Freeze drying is an unorthodox but effective way of curing cannabis.
It bears little semblance to the traditional ways of drying and curing buds, yet it gives you the same, if not better, results.
While freeze-drying is not new, it was only in recent years it was introduced as a game-changing process that cuts off your time by weeks.
The cost to integrate a freeze-drying system in your processing might be a bit steep for many. But in the long run, the benefits you get is a good trade-off.
Benefits of Freeze Drying
The technology of freeze-drying cuts your curing time to a day. Although the curing time depends on your settings and the freeze dryer you use, the total time you spend is still shorter than curing and drying for weeks, or even months.
You also remove the need to deal with the issues in setting up drying and curing rooms. That means not having to deal with pest contamination, molds, and the whole environment control.
You save on space, which you can let go or use for other purposes.
Freeze-drying preserves every bit of your strain, without the moisture.
You get the full bud without any deformation or shrinkage. The aroma and trichomes are intact, and the potency is at its fullest.
Choosing a Freeze Dryer
The freeze dryer you use should correspond to the load you process.
Although you ought to do the freeze-drying in one go, that can’t always be the case.
Luckily, there are freeze dryers designed for different capacities or sizes of operations.
If you run a large to commercial sized grow operation, you can check the CannaFreeze products.
For smaller operations, Harvest Right offers freeze dryers for smaller scales of operations.
How Does Freeze-Drying Work?
Freeze drying happens when the water inside the buds turns to a crystal-like state in low temperatures. They are expelled when during sublimation, or when solids becomes a gaseous matter without melting.

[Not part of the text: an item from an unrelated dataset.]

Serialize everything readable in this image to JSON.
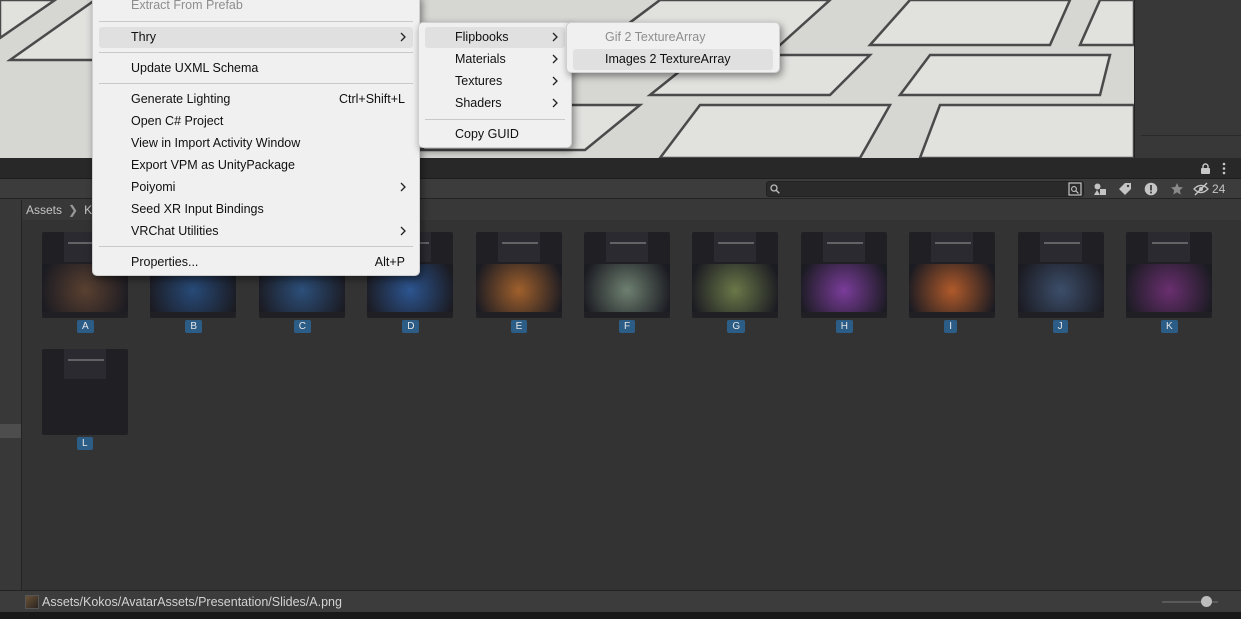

While related, you should note that Freeze Drying is different from freezing. The latter only cools the product and retains moisture. While the former cools and expels the moisture.
In freeze-drying, there are three (3) phases, and can take as low as 24 hours to complete.
The first stage is freezing, wherein the buds are frozen and taken to temperatures between -20 and -40 degrees Fahrenheit, depending on the strain.
At this stage, the buds must be rapidly frozen to avoid the formation of large ice crystals that affect the quality of the final product.
So how do you achieve the rapid freeze?
Pre-freeze the freeze dryer.
Like ovens, you can pre-freeze you freeze the freeze dryer with the trays you will use to help you achieve this.
Once it’s at the temperature ideal for your strain, you take out the trays and load your buds.
The freeze dryer then takes care of the process until the buds are freeze-dried.
The second phase is sublimation drying. The Freeze Dryer locks your buds in a vacuum and vaporizes the ice inside the buds without turning into liquid.
The vacuum then sucks the vapor into a cold condensation unit, which then turns it into ice.
The third is desorption drying. This phase involves returning the buds to room temperature and the melting of ice in the condensation unit.
The reheating process during drying removes the remaining water content inside. At the same time, the ice in the condensation unit is expelled and drained.
You should have a bud that looks the same and have the same with more THC, making quality cured buds with the best flavors without the dried-out look.
The result of your bud would have around five (5) percent moisture inside. When stored correctly, they can last between six months and three years in poly bags, and at least 25 years in cans.
Freeze drying is quite far from your traditional drying and curing methods for buds. But it employs the same principles of drying, only at a more efficient rate.
Should you try it?
Sure, why not.
It is not as complicated as it looks, and the results are exceptional.
It may be a steep investment for some. But you can recover the cost faster, as you dispense earlier to the dispensaries, compared to those stick to the traditional methods.